Blister size also affects the bond around the blister perimeter. As a blister doubles in size, the lifting force around its perimeter also double, increasing the rate of bond failure and the blister growth rate.
Constant swelling and shrinking of the blister will eventually lead to the development of cracks and loss of granules that protect asphalt from UV damage.
Membranes applied directly to cellular foam insulation tend to suffer more blistering than membranes applied over other bases materials. This may be caused by off-gassing of the insulation but may also be the result of voids created by failed adhesion.
- Blisters between membrane plies.
Air and/or moisture will almost always be entrained into the membrane during topping off process (final application of bitumen as the weather-resisting surface). Blisters exhale air/moisture vapor during the warm day and inhale during the cool night. Bitumen membranes stretch easily when they are warm, but when they cool, they become stiff and resist returning to their original shape. This process creates a vacuum that pulls air and moisture vapor into the blister through microscopic cracks in the bitumen and felt. As the amount of air/moisture vapor increases, during the day, the increased pressure inside the blister will exceed the strength of the asphalt bond around the blister perimeter and the bubble will grow.
A few small blisters aren’t really a concern. If cracks or bare spots appear, they can be covered with a cold-process asphalt coating (roofing cement) and sprinkled with gravel.
Blisters larger than about 18” should have the perimeters marked and should be monitored to identify any growth.
Large blisters 3-5’ should be repaired, especially if they are in paths of travel, worn, or cracked.
A roof with widespread, large blisters may be at or near the ends of its useful life.
Over the long-term, asphaltic materials lose volatile compounds to evaporation. As this happens the material shrinks. Because of direct exposure to sun and wind, shrinkage takes place at the membrane surface faster than it does in the underlying membrane. The unequal shrinkage rates between materials bonded to each other creates tension that is relieved by cracking. This cracking typically appears as random pattern cracking that is widespread and fairly uniform across the roof. The same cracking patterns are sometimes visible in concrete and soil, for the same reasons.
This condition will develop first in the surface layer of the membrane, but with time will propagate downward into the membrane and will eventually develop into a split, which can allow leakage. If applied before splits develop, recoating the roof can extend its lifespan.
In the past, this condition has been called “alligatoring”, but this term should be avoided in inspection reports, since it is a colloquial term a client will probably not understand.
As wood roof decks contract with loss of moisture, membranes that lack sufficient flexibility may split above panel joints.
As wood roof decks expand as they absorb moisture, membranes that lack sufficient flexibility may split above panel joints. Buckling can also be caused by insulation that has detached from the substrate.
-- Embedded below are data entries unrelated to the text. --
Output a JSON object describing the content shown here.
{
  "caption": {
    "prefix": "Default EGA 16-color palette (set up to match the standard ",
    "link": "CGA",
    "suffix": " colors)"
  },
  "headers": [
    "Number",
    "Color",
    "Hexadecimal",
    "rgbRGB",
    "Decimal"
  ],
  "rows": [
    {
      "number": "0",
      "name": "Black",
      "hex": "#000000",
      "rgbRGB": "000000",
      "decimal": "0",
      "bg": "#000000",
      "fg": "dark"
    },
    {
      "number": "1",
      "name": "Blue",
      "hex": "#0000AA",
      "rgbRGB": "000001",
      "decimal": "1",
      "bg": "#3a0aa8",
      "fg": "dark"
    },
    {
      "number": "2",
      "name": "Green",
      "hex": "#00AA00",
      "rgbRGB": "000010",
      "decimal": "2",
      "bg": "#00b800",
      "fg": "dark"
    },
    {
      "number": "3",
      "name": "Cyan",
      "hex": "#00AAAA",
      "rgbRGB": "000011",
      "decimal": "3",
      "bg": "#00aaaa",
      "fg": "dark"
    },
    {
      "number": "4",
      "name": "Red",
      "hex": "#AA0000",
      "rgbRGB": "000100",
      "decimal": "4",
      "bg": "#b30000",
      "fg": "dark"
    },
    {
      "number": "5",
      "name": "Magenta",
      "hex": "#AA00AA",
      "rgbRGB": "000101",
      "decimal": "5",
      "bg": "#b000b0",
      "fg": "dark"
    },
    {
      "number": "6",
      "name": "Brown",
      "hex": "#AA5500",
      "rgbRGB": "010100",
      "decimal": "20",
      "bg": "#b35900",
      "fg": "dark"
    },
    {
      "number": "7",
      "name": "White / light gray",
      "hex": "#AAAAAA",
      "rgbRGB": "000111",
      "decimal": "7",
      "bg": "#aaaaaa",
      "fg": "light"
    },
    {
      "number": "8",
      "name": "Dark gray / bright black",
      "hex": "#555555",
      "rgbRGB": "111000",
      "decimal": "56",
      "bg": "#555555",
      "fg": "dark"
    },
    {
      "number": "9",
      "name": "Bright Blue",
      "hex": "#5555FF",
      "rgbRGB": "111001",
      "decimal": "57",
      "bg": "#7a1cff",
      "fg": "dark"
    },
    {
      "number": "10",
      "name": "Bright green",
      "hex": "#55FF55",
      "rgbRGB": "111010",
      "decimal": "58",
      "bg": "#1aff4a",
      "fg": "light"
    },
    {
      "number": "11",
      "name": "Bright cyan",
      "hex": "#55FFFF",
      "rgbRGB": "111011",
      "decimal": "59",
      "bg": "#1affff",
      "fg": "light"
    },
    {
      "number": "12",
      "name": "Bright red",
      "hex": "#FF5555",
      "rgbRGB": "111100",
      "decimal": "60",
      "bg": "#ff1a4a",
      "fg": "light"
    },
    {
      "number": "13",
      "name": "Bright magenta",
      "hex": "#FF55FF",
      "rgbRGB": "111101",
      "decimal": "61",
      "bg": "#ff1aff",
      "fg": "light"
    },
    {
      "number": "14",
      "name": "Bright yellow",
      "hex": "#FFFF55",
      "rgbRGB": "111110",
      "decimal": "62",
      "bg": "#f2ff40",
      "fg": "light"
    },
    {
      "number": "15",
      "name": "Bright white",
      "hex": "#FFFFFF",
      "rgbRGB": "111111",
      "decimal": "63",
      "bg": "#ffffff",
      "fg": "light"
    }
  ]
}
Identifying the Number of Plies
Rolls come in standard and metric sizes:
Standard- 36" Metric 39 3/8"
2-ply standard: 17-inch ply exposure
2-ply metric: 18 9/16-inch ply exposure
3-ply standard: 11 1/4-inch ply exposure
3-ply metric: 12 7/16-inch ply exposure
4-ply standard: 8 1/2-inch ply exposure
4-ply metric: 9 5/16-inch ply exposure